● **Available records**
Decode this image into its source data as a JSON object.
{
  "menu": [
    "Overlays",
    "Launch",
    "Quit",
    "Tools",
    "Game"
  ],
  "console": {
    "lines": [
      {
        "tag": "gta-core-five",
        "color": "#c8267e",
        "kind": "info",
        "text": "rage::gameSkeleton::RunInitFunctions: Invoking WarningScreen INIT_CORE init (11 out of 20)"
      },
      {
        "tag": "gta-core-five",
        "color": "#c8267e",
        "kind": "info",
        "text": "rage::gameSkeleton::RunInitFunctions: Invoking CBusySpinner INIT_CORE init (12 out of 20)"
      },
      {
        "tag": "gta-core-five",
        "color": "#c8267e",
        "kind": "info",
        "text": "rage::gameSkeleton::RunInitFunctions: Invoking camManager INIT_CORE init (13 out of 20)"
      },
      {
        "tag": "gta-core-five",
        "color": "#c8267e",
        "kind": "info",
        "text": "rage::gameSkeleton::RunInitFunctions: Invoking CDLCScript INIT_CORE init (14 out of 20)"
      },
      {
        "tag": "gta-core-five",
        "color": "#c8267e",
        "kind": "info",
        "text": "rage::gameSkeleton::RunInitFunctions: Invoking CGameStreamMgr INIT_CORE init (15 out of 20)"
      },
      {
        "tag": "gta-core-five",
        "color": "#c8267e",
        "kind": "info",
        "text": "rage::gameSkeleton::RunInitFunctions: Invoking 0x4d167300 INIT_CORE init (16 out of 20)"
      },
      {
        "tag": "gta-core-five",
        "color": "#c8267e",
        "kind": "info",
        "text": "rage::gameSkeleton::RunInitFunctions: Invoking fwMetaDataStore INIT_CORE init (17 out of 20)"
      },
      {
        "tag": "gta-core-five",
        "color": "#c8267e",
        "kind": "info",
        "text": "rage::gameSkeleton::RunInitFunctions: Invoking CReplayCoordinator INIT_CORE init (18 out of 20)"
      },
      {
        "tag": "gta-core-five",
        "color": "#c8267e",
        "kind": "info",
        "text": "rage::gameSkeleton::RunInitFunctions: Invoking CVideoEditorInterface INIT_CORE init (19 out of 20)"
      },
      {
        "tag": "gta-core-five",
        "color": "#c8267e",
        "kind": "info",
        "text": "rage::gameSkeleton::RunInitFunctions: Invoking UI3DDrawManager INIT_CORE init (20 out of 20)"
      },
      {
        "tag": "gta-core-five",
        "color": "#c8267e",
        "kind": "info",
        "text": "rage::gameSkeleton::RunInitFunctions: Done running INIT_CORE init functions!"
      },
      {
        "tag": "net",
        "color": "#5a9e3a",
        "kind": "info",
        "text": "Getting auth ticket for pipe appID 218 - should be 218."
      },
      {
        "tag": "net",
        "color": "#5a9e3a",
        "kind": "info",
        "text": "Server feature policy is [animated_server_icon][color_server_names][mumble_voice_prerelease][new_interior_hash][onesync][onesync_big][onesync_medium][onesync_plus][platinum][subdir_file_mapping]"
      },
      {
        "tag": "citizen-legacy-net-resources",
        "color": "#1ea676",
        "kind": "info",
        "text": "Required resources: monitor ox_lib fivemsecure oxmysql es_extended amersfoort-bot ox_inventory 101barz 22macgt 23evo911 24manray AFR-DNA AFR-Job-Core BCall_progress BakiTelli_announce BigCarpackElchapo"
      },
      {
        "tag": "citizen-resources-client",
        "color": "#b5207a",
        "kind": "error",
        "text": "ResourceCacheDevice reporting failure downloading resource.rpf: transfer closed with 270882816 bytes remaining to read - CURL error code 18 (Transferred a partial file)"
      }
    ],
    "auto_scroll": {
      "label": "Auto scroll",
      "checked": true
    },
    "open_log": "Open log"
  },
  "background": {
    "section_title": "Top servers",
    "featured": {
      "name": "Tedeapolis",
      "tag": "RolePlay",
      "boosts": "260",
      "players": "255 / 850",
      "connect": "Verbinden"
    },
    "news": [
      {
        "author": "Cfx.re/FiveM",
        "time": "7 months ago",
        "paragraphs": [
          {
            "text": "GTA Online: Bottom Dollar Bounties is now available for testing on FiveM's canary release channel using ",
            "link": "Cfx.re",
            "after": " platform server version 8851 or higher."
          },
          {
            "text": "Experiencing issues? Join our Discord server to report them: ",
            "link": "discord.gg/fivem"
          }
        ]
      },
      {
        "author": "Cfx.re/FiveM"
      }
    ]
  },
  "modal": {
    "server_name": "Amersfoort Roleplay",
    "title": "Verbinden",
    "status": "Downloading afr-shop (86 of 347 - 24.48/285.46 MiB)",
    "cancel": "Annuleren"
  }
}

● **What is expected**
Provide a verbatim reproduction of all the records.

● **Answer area**
Decode this image into its source data as a JSON object.
{
  "menu": [
    "Overlays",
    "Launch",
    "Quit",
    "Tools",
    "Game"
  ],
  "console": {
    "lines": [
      {
        "tag": "gta-core-five",
        "color": "#c8267e",
        "kind": "info",
        "text": "rage::gameSkeleton::RunInitFunctions: Invoking WarningScreen INIT_CORE init (11 out of 20)"
      },
      {
        "tag": "gta-core-five",
        "color": "#c8267e",
        "kind": "info",
        "text": "rage::gameSkeleton::RunInitFunctions: Invoking CBusySpinner INIT_CORE init (12 out of 20)"
      },
      {
        "tag": "gta-core-five",
        "color": "#c8267e",
        "kind": "info",
        "text": "rage::gameSkeleton::RunInitFunctions: Invoking camManager INIT_CORE init (13 out of 20)"
      },
      {
        "tag": "gta-core-five",
        "color": "#c8267e",
        "kind": "info",
        "text": "rage::gameSkeleton::RunInitFunctions: Invoking CDLCScript INIT_CORE init (14 out of 20)"
      },
      {
        "tag": "gta-core-five",
        "color": "#c8267e",
        "kind": "info",
        "text": "rage::gameSkeleton::RunInitFunctions: Invoking CGameStreamMgr INIT_CORE init (15 out of 20)"
      },
      {
        "tag": "gta-core-five",
        "color": "#c8267e",
        "kind": "info",
        "text": "rage::gameSkeleton::RunInitFunctions: Invoking 0x4d167300 INIT_CORE init (16 out of 20)"
      },
      {
        "tag": "gta-core-five",
        "color": "#c8267e",
        "kind": "info",
        "text": "rage::gameSkeleton::RunInitFunctions: Invoking fwMetaDataStore INIT_CORE init (17 out of 20)"
      },
      {
        "tag": "gta-core-five",
        "color": "#c8267e",
        "kind": "info",
        "text": "rage::gameSkeleton::RunInitFunctions: Invoking CReplayCoordinator INIT_CORE init (18 out of 20)"
      },
      {
        "tag": "gta-core-five",
        "color": "#c8267e",
        "kind": "info",
        "text": "rage::gameSkeleton::RunInitFunctions: Invoking CVideoEditorInterface INIT_CORE init (19 out of 20)"
      },
      {
        "tag": "gta-core-five",
        "color": "#c8267e",
        "kind": "info",
        "text": "rage::gameSkeleton::RunInitFunctions: Invoking UI3DDrawManager INIT_CORE init (20 out of 20)"
      },
      {
        "tag": "gta-core-five",
        "color": "#c8267e",
        "kind": "info",
        "text": "rage::gameSkeleton::RunInitFunctions: Done running INIT_CORE init functions!"
      },
      {
        "tag": "net",
        "color": "#5a9e3a",
        "kind": "info",
        "text": "Getting auth ticket for pipe appID 218 - should be 218."
      },
      {
        "tag": "net",
        "color": "#5a9e3a",
        "kind": "info",
        "text": "Server feature policy is [animated_server_icon][color_server_names][mumble_voice_prerelease][new_interior_hash][onesync][onesync_big][onesync_medium][onesync_plus][platinum][subdir_file_mapping]"
      },
      {
        "tag": "citizen-legacy-net-resources",
        "color": "#1ea676",
        "kind": "info",
        "text": "Required resources: monitor ox_lib fivemsecure oxmysql es_extended amersfoort-bot ox_inventory 101barz 22macgt 23evo911 24manray AFR-DNA AFR-Job-Core BCall_progress BakiTelli_announce BigCarpackElchapo"
      },
      {
        "tag": "citizen-resources-client",
        "color": "#b5207a",
        "kind": "error",
        "text": "ResourceCacheDevice reporting failure downloading resource.rpf: transfer closed with 270882816 bytes remaining to read - CURL error code 18 (Transferred a partial file)"
      }
    ],
    "auto_scroll": {
      "label": "Auto scroll",
      "checked": true
    },
    "open_log": "Open log"
  },
  "background": {
    "section_title": "Top servers",
    "featured": {
      "name": "Tedeapolis",
      "tag": "RolePlay",
      "boosts": "260",
      "players": "255 / 850",
      "connect": "Verbinden"
    },
    "news": [
      {
        "author": "Cfx.re/FiveM",
        "time": "7 months ago",
        "paragraphs": [
          {
            "text": "GTA Online: Bottom Dollar Bounties is now available for testing on FiveM's canary release channel using ",
            "link": "Cfx.re",
            "after": " platform server version 8851 or higher."
          },
          {
            "text": "Experiencing issues? Join our Discord server to report them: ",
            "link": "discord.gg/fivem"
          }
        ]
      },
      {
        "author": "Cfx.re/FiveM"
      }
    ]
  },
  "modal": {
    "server_name": "Amersfoort Roleplay",
    "title": "Verbinden",
    "status": "Downloading afr-shop (86 of 347 - 24.48/285.46 MiB)",
    "cancel": "Annuleren"
  }
}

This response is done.